"We have already been to some areas where people have fallen sick."
An aid worker with an NGO working in the healthcare sector said there was a steady rise in cases of malaria in villages swept by water.
"We don't have enough medical staff and transporting medicines is a big problem because the highway is cut," he said on condition of anonymity.
"So far we have been unable to reach villages that are submerged in water."
Kasala governor Adam Jamaa told AFP that aid was already reaching those affected.
"Right from the beginning we had the situation under control," Jamaa said.
"We have provided food, shelter and medicines to the affected people. We are satisfied with what we did."
- No sign of aid -

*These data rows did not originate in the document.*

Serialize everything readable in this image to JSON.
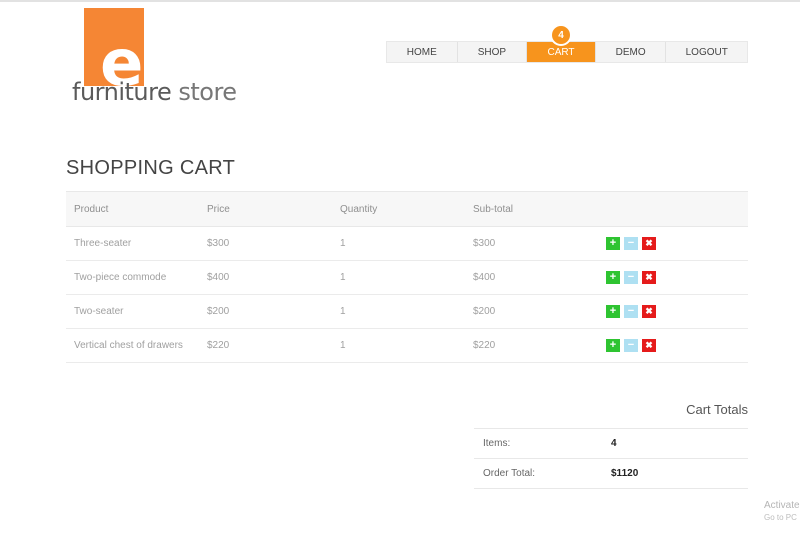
{
  "brand": {
    "logo_letter": "e",
    "logo_word1": "furniture",
    "logo_word2": "store",
    "accent_color": "#f7941d"
  },
  "nav": {
    "items": [
      {
        "label": "HOME"
      },
      {
        "label": "SHOP"
      },
      {
        "label": "CART",
        "active": true
      },
      {
        "label": "DEMO"
      },
      {
        "label": "LOGOUT"
      }
    ],
    "cart_count": "4"
  },
  "page_title": "SHOPPING CART",
  "cart": {
    "headers": [
      "Product",
      "Price",
      "Quantity",
      "Sub-total"
    ],
    "rows": [
      {
        "product": "Three-seater",
        "price": "$300",
        "quantity": "1",
        "subtotal": "$300"
      },
      {
        "product": "Two-piece commode",
        "price": "$400",
        "quantity": "1",
        "subtotal": "$400"
      },
      {
        "product": "Two-seater",
        "price": "$200",
        "quantity": "1",
        "subtotal": "$200"
      },
      {
        "product": "Vertical chest of drawers",
        "price": "$220",
        "quantity": "1",
        "subtotal": "$220"
      }
    ],
    "action_icons": [
      "plus-icon",
      "minus-icon",
      "remove-icon"
    ]
  },
  "totals": {
    "title": "Cart Totals",
    "items_label": "Items:",
    "items_value": "4",
    "order_total_label": "Order Total:",
    "order_total_value": "$1120"
  },
  "watermark": {
    "line1": "Activate",
    "line2": "Go to PC"
  }
}
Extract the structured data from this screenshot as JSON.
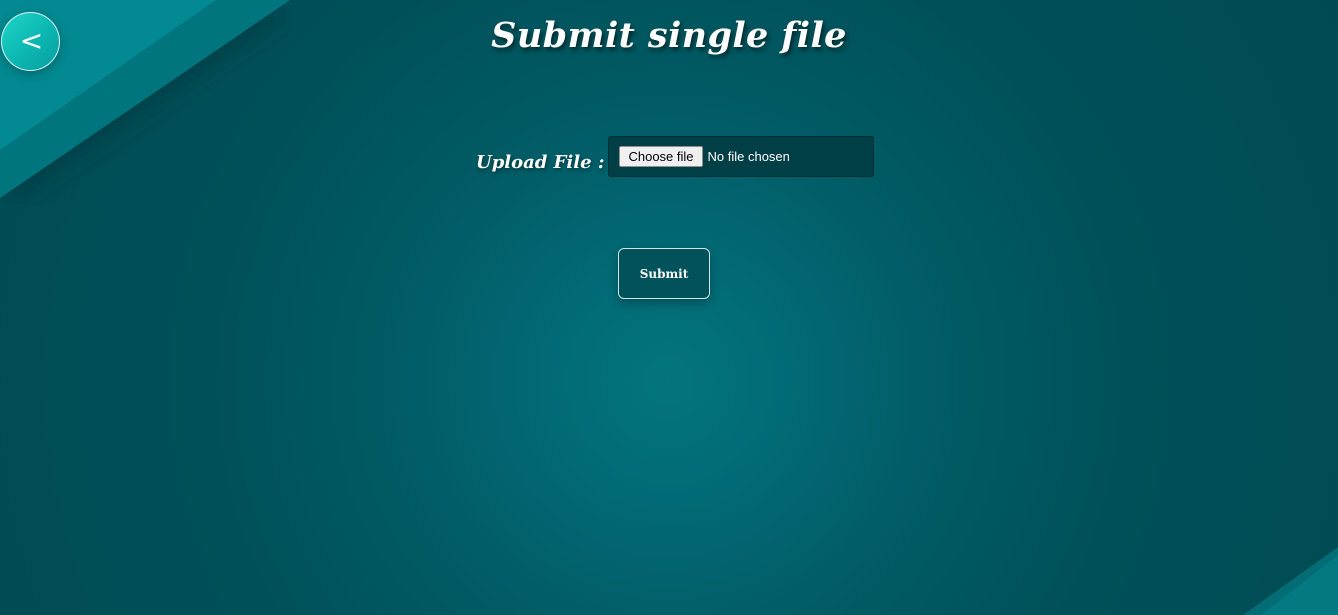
{
  "header": {
    "back_label": "<",
    "title": "Submit single file"
  },
  "upload": {
    "label": "Upload File :",
    "button_label": "Choose file",
    "status": "No file chosen"
  },
  "actions": {
    "submit_label": "Submit"
  },
  "colors": {
    "background_center": "#03757f",
    "background_edge": "#004b53",
    "accent_back_button": "#19c8c0",
    "file_box": "#003f46",
    "submit_button": "#02525b"
  },
  "icons": {
    "back": "chevron-left-icon"
  }
}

However, there was no sign of humanitarian workers or relief supplies in several affected areas toured by AFP over the past two days.
Hundreds of families continue to live in makeshift grass tents or in the open alongside badly damaged roads as their home villages are still under water.
"It's been 10 days now. Nobody has brought drinking water or food for us," said Tahir Osheikh, whose village is 70 kilometres (45 miles) from the Gash river.
His family, like hundreds of others, has had to survive on muddy rainwater.
"Our entire stock of food is lost. We want to buy sorghum, but we would have to go to Kasala city and that's very expensive," Osheikh said of the staple food in Sudan.
Behind him his wife collected dirty water in a cooking pot, and some children drank from it.
The damage was widespread and severe in Kasala, where most of the houses destroyed were made of mud and bricks.
United Nations aid agencies had already warned of the danger of flooding in Sudan between July and November.
The most affected states are Kasala, Sennar, South Kordofan, West Kordofan and North Darfur, the UN Office for the Coordination of Humanitarian Affairs (OCHA) said on Tuesday.
It said heavy flooding since early June has affected more than 161,000 people and destroyed over 14,000 houses in many parts of Sudan.
"Tonight me, my children and my wife will sleep on the ground under the sky," said Mohamed Issa, another homeless villager from Kasala.
He said his children were afraid of sleeping outside in the dark.
"Our neighbour's child died after he was bitten by a snake in the night," Issa said.
"There are many snakes in the rainwater. It's not safe."
Kasala -- inhabited mostly by farmers -- has seen floods in the past, but residents said this year's had been the worst ever.
"The floods submerged our crops and killed our livestock," said Osman Ali.
"We're living under the sun, sleeping on the ground and wearing the only clothes we have."